# TASK DATA:
↓
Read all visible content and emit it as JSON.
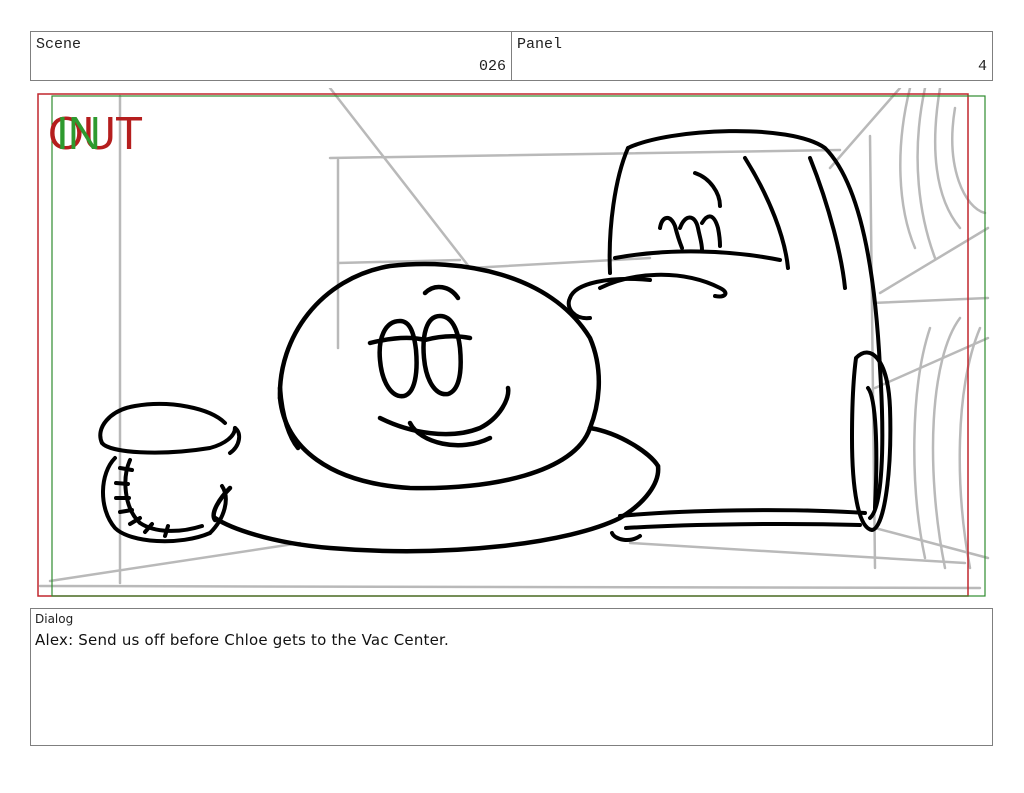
{
  "header": {
    "scene_label": "Scene",
    "scene_value": "026",
    "panel_label": "Panel",
    "panel_value": "4"
  },
  "frame": {
    "in_marker": "IN",
    "out_marker": "OUT",
    "in_color": "#2e9a2e",
    "out_color": "#b51e1e"
  },
  "dialog": {
    "label": "Dialog",
    "text": "Alex: Send us off before Chloe gets to the Vac Center."
  }
}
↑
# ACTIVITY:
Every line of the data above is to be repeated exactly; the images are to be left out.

# SOLUTION TO THIS EXERCISE:
Read all visible content and emit it as JSON.
{
  "header": {
    "scene_label": "Scene",
    "scene_value": "026",
    "panel_label": "Panel",
    "panel_value": "4"
  },
  "frame": {
    "in_marker": "IN",
    "out_marker": "OUT",
    "in_color": "#2e9a2e",
    "out_color": "#b51e1e"
  },
  "dialog": {
    "label": "Dialog",
    "text": "Alex: Send us off before Chloe gets to the Vac Center."
  }
}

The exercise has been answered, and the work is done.